Taylor Root is proud to be supporting International Women’s Day 2017. We have interviewed a series of our female clients asking them how they have been bold for change #BeBoldForChange
Taylor Root interviewed Stephanie Meyer – van Breukelen Managing Director Legal Northern Europe and EU Regulatory Affairs at FedEx Express & TNT.
What do you think is the most significant barrier to female leadership?
I am fortunate enough to work for a true “equal opportunities” company where bias of any type is just not present.
Like any prejudice regarding “the other”, I would say that barriers to female leadership can be based on preconceptions that of course have nothing to do with facts. The perception that they will be less dedicated to their jobs than men for instance.
That they will stay at home if their children are sick, or will have to pick them up in the evening. In the world that I live in, roles tend to be split more and more fairly between parents in situations like these. So why would anyone be refused a job/promotion, based on the belief that they will not be available as if it were a universal truth that would impact their daily lives, when in fact nothing evidences that this will happen in reality.
Who inspires you and why?
Cliché as it may sound, I have a pretty positive outlook on life and I love the beauty of small things, simple daily moments. As a result, many people inspire me; some famous, others not. I admire courage, resilience, anyone who in the face of adversity can think positively. Every day heroes. Men or women working three jobs to make it for their family. Anyone battling with cancer, or struggling with mental health issues. That outlook on life makes me feel very humble.
And then there are the obvious major role models that most people would quote. I am very impressed by the determination of such a young person as Nobel Peace Prize winner Malala for instance.
On the professional front, I have a number of female leaders I look up to. Most notably of course, the head of our Global Legal Department. She has been at the top of our organization since 2005 and has one of the sharpest minds anyone will ever meet; the kind of leader that inspires people within the Legal Department and beyond.
How do you achieve work life balance?
A difficult one for most people, including me. For a while, I was under the impression that I had to stay connected pretty much all the time. Especially working for a 24/7 company… Of course, this is not the greatest setup for yourself and for your family…
A couple of years ago, some life events took place that made me rethink pretty much everything I did. When I had never had any interest in sports my whole life and I started trying to exercise a bit, to support my body and mind. I started with very little, with the conviction that I would be immune to the “sports addiction” that people talk about.
Before I knew it, I have started focusing on a healthy, balanced diet –which had not been a priority either before- and started trying all kinds of sports.

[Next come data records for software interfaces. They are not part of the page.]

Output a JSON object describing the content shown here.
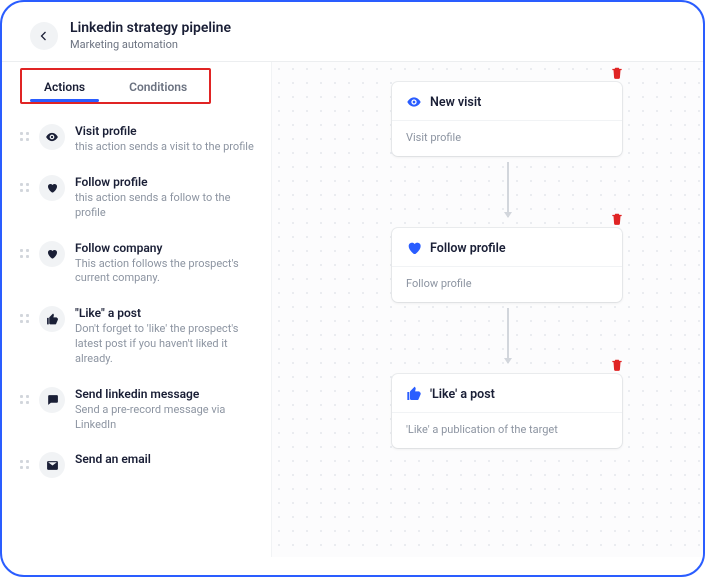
{
  "header": {
    "title": "Linkedin strategy pipeline",
    "subtitle": "Marketing automation"
  },
  "tabs": {
    "actions": "Actions",
    "conditions": "Conditions"
  },
  "actions": [
    {
      "icon": "eye",
      "title": "Visit profile",
      "desc": "this action sends a visit to the profile"
    },
    {
      "icon": "heart",
      "title": "Follow profile",
      "desc": "this action sends a follow to the profile"
    },
    {
      "icon": "heart",
      "title": "Follow company",
      "desc": "This action follows the prospect's current company."
    },
    {
      "icon": "thumb",
      "title": "\"Like\" a post",
      "desc": "Don't forget to 'like' the prospect's latest post if you haven't liked it already."
    },
    {
      "icon": "message",
      "title": "Send linkedin message",
      "desc": "Send a pre-record message via LinkedIn"
    },
    {
      "icon": "mail",
      "title": "Send an email",
      "desc": ""
    }
  ],
  "nodes": [
    {
      "icon": "eye",
      "title": "New visit",
      "body": "Visit profile"
    },
    {
      "icon": "heart",
      "title": "Follow profile",
      "body": "Follow profile"
    },
    {
      "icon": "thumb",
      "title": "'Like' a post",
      "body": "'Like' a publication of the target"
    }
  ]
}
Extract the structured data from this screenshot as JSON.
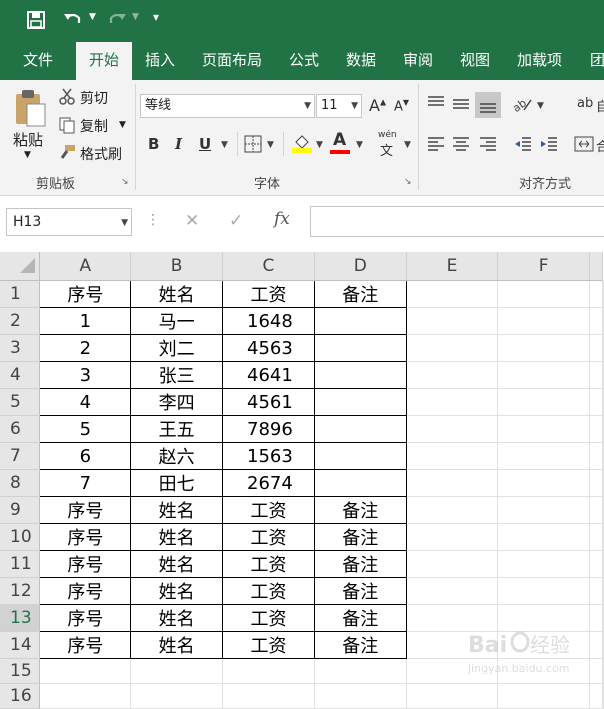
{
  "quick_access": {
    "save_icon": "save-icon",
    "undo_icon": "undo-icon",
    "redo_icon": "redo-icon",
    "customize_icon": "customize-qat-icon"
  },
  "tabs": [
    {
      "label": "文件",
      "active": false
    },
    {
      "label": "开始",
      "active": true
    },
    {
      "label": "插入",
      "active": false
    },
    {
      "label": "页面布局",
      "active": false
    },
    {
      "label": "公式",
      "active": false
    },
    {
      "label": "数据",
      "active": false
    },
    {
      "label": "审阅",
      "active": false
    },
    {
      "label": "视图",
      "active": false
    },
    {
      "label": "加载项",
      "active": false
    },
    {
      "label": "团",
      "active": false
    }
  ],
  "clipboard": {
    "paste": "粘贴",
    "cut": "剪切",
    "copy": "复制",
    "format_painter": "格式刷",
    "group": "剪贴板"
  },
  "font": {
    "name": "等线",
    "size": "11",
    "bold": "B",
    "italic": "I",
    "underline": "U",
    "font_color": "A",
    "phonetic": "wén",
    "group": "字体"
  },
  "alignment": {
    "group": "对齐方式",
    "wrap_partial": "ab",
    "merge_partial": "合"
  },
  "formula_bar": {
    "name_box": "H13",
    "cancel": "✕",
    "enter": "✓",
    "fx": "fx",
    "formula": ""
  },
  "columns": [
    "A",
    "B",
    "C",
    "D",
    "E",
    "F"
  ],
  "rows": [
    {
      "num": "1",
      "cells": [
        "序号",
        "姓名",
        "工资",
        "备注"
      ]
    },
    {
      "num": "2",
      "cells": [
        "1",
        "马一",
        "1648",
        ""
      ]
    },
    {
      "num": "3",
      "cells": [
        "2",
        "刘二",
        "4563",
        ""
      ]
    },
    {
      "num": "4",
      "cells": [
        "3",
        "张三",
        "4641",
        ""
      ]
    },
    {
      "num": "5",
      "cells": [
        "4",
        "李四",
        "4561",
        ""
      ]
    },
    {
      "num": "6",
      "cells": [
        "5",
        "王五",
        "7896",
        ""
      ]
    },
    {
      "num": "7",
      "cells": [
        "6",
        "赵六",
        "1563",
        ""
      ]
    },
    {
      "num": "8",
      "cells": [
        "7",
        "田七",
        "2674",
        ""
      ]
    },
    {
      "num": "9",
      "cells": [
        "序号",
        "姓名",
        "工资",
        "备注"
      ]
    },
    {
      "num": "10",
      "cells": [
        "序号",
        "姓名",
        "工资",
        "备注"
      ]
    },
    {
      "num": "11",
      "cells": [
        "序号",
        "姓名",
        "工资",
        "备注"
      ]
    },
    {
      "num": "12",
      "cells": [
        "序号",
        "姓名",
        "工资",
        "备注"
      ]
    },
    {
      "num": "13",
      "cells": [
        "序号",
        "姓名",
        "工资",
        "备注"
      ]
    },
    {
      "num": "14",
      "cells": [
        "序号",
        "姓名",
        "工资",
        "备注"
      ]
    },
    {
      "num": "15",
      "cells": [
        "",
        "",
        "",
        ""
      ]
    },
    {
      "num": "16",
      "cells": [
        "",
        "",
        "",
        ""
      ]
    }
  ],
  "selected_row": "13",
  "watermark": "Baidu 经验 jingyan.baidu.com",
  "colors": {
    "accent": "#217346",
    "ribbon": "#f3f3f3",
    "header": "#e6e6e6",
    "font_color_bar": "#ff0000",
    "fill_color_bar": "#ffff00"
  }
}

After a while I realized that to feel good, mentally and physically, I needed to exercise no less than three times a week. These days I practice Yoga, French Boxing and Pilates weekly.
The benefits of such activity, and nutrition, are more than known. But in my case I have realized that this all worked better for me, I feel like a better person, and those close to me at work and in private life have seen a positive impact in more than one way.
And really, it is not about ‘having time’, but ‘making time’. So although my phone is always within hand reach, I may not let myself be stuck behind a computer or smart phone screen as much of the time; but my work is no less efficient, on the contrary!
What were the main drivers in helping you succeed in your career?
What I think has played an important part in my career -and in my life-, is keeping an open mind. To go way back, when I joined Erasmus as a French student preparing to study abroad, my original plan was to go to London. I have only joined the Dutch program upon insistence of one of the professors. The career I have had derives first from that choice, and then from a series of others that have followed, as an arborescence.
So in my case it has been less a result of having a career plan with a vision set in stone, than keeping an open mind for opportunities coming your way. Sensing whether something, even unexpected, is the right choice for you.
Remaining curious and passionate. Not hesitating to move to a different location, be agile, learn new things; leave your comfort zone –albeit within reason-.
Embrace new challenges and welcome anything you can learn from others, while helping them succeed. As I always tell the people on my team: I view it as an integral part of my job to make them successful.